%%

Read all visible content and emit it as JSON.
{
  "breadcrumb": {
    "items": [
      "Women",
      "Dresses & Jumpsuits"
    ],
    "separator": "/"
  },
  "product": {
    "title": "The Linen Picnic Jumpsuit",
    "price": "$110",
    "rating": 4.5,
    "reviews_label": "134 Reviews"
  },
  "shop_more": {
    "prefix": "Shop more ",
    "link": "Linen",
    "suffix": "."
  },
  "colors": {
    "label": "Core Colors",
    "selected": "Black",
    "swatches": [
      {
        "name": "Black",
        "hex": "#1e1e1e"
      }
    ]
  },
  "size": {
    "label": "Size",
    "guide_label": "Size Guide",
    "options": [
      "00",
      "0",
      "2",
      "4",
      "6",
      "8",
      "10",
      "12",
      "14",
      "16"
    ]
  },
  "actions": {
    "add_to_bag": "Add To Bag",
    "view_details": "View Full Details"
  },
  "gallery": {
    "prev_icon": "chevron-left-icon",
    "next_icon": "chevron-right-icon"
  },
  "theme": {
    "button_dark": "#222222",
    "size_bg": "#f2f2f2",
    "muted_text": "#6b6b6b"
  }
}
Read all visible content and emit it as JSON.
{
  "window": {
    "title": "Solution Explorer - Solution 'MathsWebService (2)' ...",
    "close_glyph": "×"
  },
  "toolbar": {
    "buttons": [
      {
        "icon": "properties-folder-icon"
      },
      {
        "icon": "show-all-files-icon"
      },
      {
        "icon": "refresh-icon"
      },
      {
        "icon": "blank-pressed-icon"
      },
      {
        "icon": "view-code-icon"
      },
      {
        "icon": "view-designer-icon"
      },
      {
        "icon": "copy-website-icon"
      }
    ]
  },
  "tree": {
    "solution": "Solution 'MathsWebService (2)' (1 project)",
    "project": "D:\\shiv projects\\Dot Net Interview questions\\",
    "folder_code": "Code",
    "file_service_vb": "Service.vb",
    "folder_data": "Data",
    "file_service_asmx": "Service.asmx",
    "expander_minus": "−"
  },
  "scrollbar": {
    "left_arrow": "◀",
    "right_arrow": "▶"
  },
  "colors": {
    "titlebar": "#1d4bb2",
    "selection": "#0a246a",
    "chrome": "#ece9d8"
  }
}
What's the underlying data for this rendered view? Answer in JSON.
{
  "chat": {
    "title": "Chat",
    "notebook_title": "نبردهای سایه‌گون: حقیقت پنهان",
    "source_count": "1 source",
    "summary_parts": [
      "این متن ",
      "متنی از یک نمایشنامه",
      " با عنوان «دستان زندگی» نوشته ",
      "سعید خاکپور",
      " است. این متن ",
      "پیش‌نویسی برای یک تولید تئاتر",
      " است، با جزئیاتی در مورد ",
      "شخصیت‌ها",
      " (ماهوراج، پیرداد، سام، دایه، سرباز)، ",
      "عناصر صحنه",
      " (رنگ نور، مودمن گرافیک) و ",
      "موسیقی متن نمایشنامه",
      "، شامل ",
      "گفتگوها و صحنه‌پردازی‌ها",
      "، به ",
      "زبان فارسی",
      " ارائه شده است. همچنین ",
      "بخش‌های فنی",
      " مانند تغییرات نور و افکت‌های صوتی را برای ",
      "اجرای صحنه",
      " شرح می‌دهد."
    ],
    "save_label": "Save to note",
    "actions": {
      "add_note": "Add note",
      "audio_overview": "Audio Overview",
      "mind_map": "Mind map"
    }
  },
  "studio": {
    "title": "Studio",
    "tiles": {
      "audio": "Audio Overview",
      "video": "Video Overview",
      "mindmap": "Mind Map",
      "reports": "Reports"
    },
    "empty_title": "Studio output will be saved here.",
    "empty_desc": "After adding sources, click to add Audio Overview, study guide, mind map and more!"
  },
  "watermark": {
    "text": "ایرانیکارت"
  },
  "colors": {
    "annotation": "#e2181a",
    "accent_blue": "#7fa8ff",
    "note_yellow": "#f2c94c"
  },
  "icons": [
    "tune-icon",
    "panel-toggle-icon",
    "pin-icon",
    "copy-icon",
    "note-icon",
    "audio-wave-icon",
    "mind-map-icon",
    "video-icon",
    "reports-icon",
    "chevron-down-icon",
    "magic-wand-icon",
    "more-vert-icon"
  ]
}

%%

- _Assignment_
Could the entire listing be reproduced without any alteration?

- _Exercise answer_
Read all visible content and emit it as JSON.
{
  "breadcrumb": {
    "items": [
      "Women",
      "Dresses & Jumpsuits"
    ],
    "separator": "/"
  },
  "product": {
    "title": "The Linen Picnic Jumpsuit",
    "price": "$110",
    "rating": 4.5,
    "reviews_label": "134 Reviews"
  },
  "shop_more": {
    "prefix": "Shop more ",
    "link": "Linen",
    "suffix": "."
  },
  "colors": {
    "label": "Core Colors",
    "selected": "Black",
    "swatches": [
      {
        "name": "Black",
        "hex": "#1e1e1e"
      }
    ]
  },
  "size": {
    "label": "Size",
    "guide_label": "Size Guide",
    "options": [
      "00",
      "0",
      "2",
      "4",
      "6",
      "8",
      "10",
      "12",
      "14",
      "16"
    ]
  },
  "actions": {
    "add_to_bag": "Add To Bag",
    "view_details": "View Full Details"
  },
  "gallery": {
    "prev_icon": "chevron-left-icon",
    "next_icon": "chevron-right-icon"
  },
  "theme": {
    "button_dark": "#222222",
    "size_bg": "#f2f2f2",
    "muted_text": "#6b6b6b"
  }
}
Read all visible content and emit it as JSON.
{
  "window": {
    "title": "Solution Explorer - Solution 'MathsWebService (2)' ...",
    "close_glyph": "×"
  },
  "toolbar": {
    "buttons": [
      {
        "icon": "properties-folder-icon"
      },
      {
        "icon": "show-all-files-icon"
      },
      {
        "icon": "refresh-icon"
      },
      {
        "icon": "blank-pressed-icon"
      },
      {
        "icon": "view-code-icon"
      },
      {
        "icon": "view-designer-icon"
      },
      {
        "icon": "copy-website-icon"
      }
    ]
  },
  "tree": {
    "solution": "Solution 'MathsWebService (2)' (1 project)",
    "project": "D:\\shiv projects\\Dot Net Interview questions\\",
    "folder_code": "Code",
    "file_service_vb": "Service.vb",
    "folder_data": "Data",
    "file_service_asmx": "Service.asmx",
    "expander_minus": "−"
  },
  "scrollbar": {
    "left_arrow": "◀",
    "right_arrow": "▶"
  },
  "colors": {
    "titlebar": "#1d4bb2",
    "selection": "#0a246a",
    "chrome": "#ece9d8"
  }
}
What's the underlying data for this rendered view? Answer in JSON.
{
  "chat": {
    "title": "Chat",
    "notebook_title": "نبردهای سایه‌گون: حقیقت پنهان",
    "source_count": "1 source",
    "summary_parts": [
      "این متن ",
      "متنی از یک نمایشنامه",
      " با عنوان «دستان زندگی» نوشته ",
      "سعید خاکپور",
      " است. این متن ",
      "پیش‌نویسی برای یک تولید تئاتر",
      " است، با جزئیاتی در مورد ",
      "شخصیت‌ها",
      " (ماهوراج، پیرداد، سام، دایه، سرباز)، ",
      "عناصر صحنه",
      " (رنگ نور، مودمن گرافیک) و ",
      "موسیقی متن نمایشنامه",
      "، شامل ",
      "گفتگوها و صحنه‌پردازی‌ها",
      "، به ",
      "زبان فارسی",
      " ارائه شده است. همچنین ",
      "بخش‌های فنی",
      " مانند تغییرات نور و افکت‌های صوتی را برای ",
      "اجرای صحنه",
      " شرح می‌دهد."
    ],
    "save_label": "Save to note",
    "actions": {
      "add_note": "Add note",
      "audio_overview": "Audio Overview",
      "mind_map": "Mind map"
    }
  },
  "studio": {
    "title": "Studio",
    "tiles": {
      "audio": "Audio Overview",
      "video": "Video Overview",
      "mindmap": "Mind Map",
      "reports": "Reports"
    },
    "empty_title": "Studio output will be saved here.",
    "empty_desc": "After adding sources, click to add Audio Overview, study guide, mind map and more!"
  },
  "watermark": {
    "text": "ایرانیکارت"
  },
  "colors": {
    "annotation": "#e2181a",
    "accent_blue": "#7fa8ff",
    "note_yellow": "#f2c94c"
  },
  "icons": [
    "tune-icon",
    "panel-toggle-icon",
    "pin-icon",
    "copy-icon",
    "note-icon",
    "audio-wave-icon",
    "mind-map-icon",
    "video-icon",
    "reports-icon",
    "chevron-down-icon",
    "magic-wand-icon",
    "more-vert-icon"
  ]
}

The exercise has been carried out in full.